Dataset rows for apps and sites
==================================================

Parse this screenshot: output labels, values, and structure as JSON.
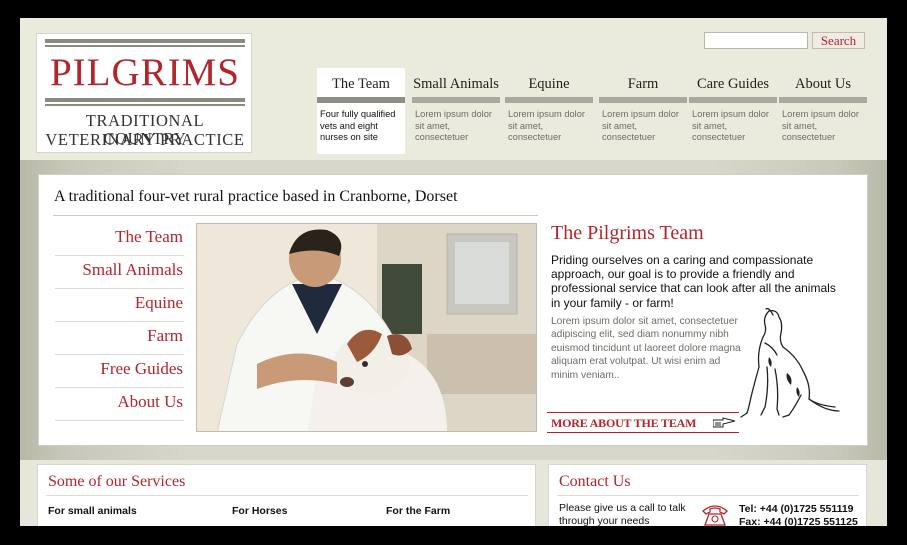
{
  "header": {
    "logo": {
      "title": "PILGRIMS",
      "line1": "TRADITIONAL COUNTRY",
      "line2": "VETERINARY PRACTICE"
    },
    "search": {
      "value": "",
      "button_label": "Search"
    },
    "nav": [
      {
        "label": "The Team",
        "desc": "Four fully qualified vets and eight nurses on site",
        "active": true
      },
      {
        "label": "Small Animals",
        "desc": "Lorem ipsum dolor sit amet, consectetuer"
      },
      {
        "label": "Equine",
        "desc": "Lorem ipsum dolor sit amet, consectetuer"
      },
      {
        "label": "Farm",
        "desc": "Lorem ipsum dolor sit amet, consectetuer"
      },
      {
        "label": "Care Guides",
        "desc": "Lorem ipsum dolor sit amet, consectetuer"
      },
      {
        "label": "About Us",
        "desc": "Lorem ipsum dolor sit amet, consectetuer"
      }
    ]
  },
  "main": {
    "tagline": "A traditional four-vet rural practice based in Cranborne, Dorset",
    "side_menu": [
      "The Team",
      "Small Animals",
      "Equine",
      "Farm",
      "Free Guides",
      "About Us"
    ],
    "team": {
      "heading": "The Pilgrims Team",
      "lead": "Priding ourselves on a caring and compassionate approach, our goal is to provide a friendly and professional service that can look after all the animals in your family - or farm!",
      "body": "Lorem ipsum dolor sit amet, consectetuer adipiscing elit, sed diam nonummy nibh euismod tincidunt ut laoreet dolore magna aliquam erat volutpat. Ut wisi enim ad minim veniam..",
      "more_link": "MORE ABOUT THE TEAM"
    }
  },
  "services": {
    "title": "Some of our Services",
    "columns": [
      "For small animals",
      "For Horses",
      "For the Farm"
    ]
  },
  "contact": {
    "title": "Contact Us",
    "text": "Please give us a call to talk through your needs",
    "tel": "Tel: +44 (0)1725 551119",
    "fax": "Fax: +44 (0)1725 551125"
  },
  "colors": {
    "brand_red": "#b3252b",
    "header_bg": "#eaeadd",
    "tab_bar": "#a9a99f"
  },
  "icons": [
    "search-icon",
    "hand-pointer-icon",
    "telephone-icon",
    "dog-sketch-illustration"
  ]
}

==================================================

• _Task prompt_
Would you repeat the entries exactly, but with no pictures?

• _The answer_
Parse this screenshot: output labels, values, and structure as JSON.
{
  "header": {
    "logo": {
      "title": "PILGRIMS",
      "line1": "TRADITIONAL COUNTRY",
      "line2": "VETERINARY PRACTICE"
    },
    "search": {
      "value": "",
      "button_label": "Search"
    },
    "nav": [
      {
        "label": "The Team",
        "desc": "Four fully qualified vets and eight nurses on site",
        "active": true
      },
      {
        "label": "Small Animals",
        "desc": "Lorem ipsum dolor sit amet, consectetuer"
      },
      {
        "label": "Equine",
        "desc": "Lorem ipsum dolor sit amet, consectetuer"
      },
      {
        "label": "Farm",
        "desc": "Lorem ipsum dolor sit amet, consectetuer"
      },
      {
        "label": "Care Guides",
        "desc": "Lorem ipsum dolor sit amet, consectetuer"
      },
      {
        "label": "About Us",
        "desc": "Lorem ipsum dolor sit amet, consectetuer"
      }
    ]
  },
  "main": {
    "tagline": "A traditional four-vet rural practice based in Cranborne, Dorset",
    "side_menu": [
      "The Team",
      "Small Animals",
      "Equine",
      "Farm",
      "Free Guides",
      "About Us"
    ],
    "team": {
      "heading": "The Pilgrims Team",
      "lead": "Priding ourselves on a caring and compassionate approach, our goal is to provide a friendly and professional service that can look after all the animals in your family - or farm!",
      "body": "Lorem ipsum dolor sit amet, consectetuer adipiscing elit, sed diam nonummy nibh euismod tincidunt ut laoreet dolore magna aliquam erat volutpat. Ut wisi enim ad minim veniam..",
      "more_link": "MORE ABOUT THE TEAM"
    }
  },
  "services": {
    "title": "Some of our Services",
    "columns": [
      "For small animals",
      "For Horses",
      "For the Farm"
    ]
  },
  "contact": {
    "title": "Contact Us",
    "text": "Please give us a call to talk through your needs",
    "tel": "Tel: +44 (0)1725 551119",
    "fax": "Fax: +44 (0)1725 551125"
  },
  "colors": {
    "brand_red": "#b3252b",
    "header_bg": "#eaeadd",
    "tab_bar": "#a9a99f"
  },
  "icons": [
    "search-icon",
    "hand-pointer-icon",
    "telephone-icon",
    "dog-sketch-illustration"
  ]
}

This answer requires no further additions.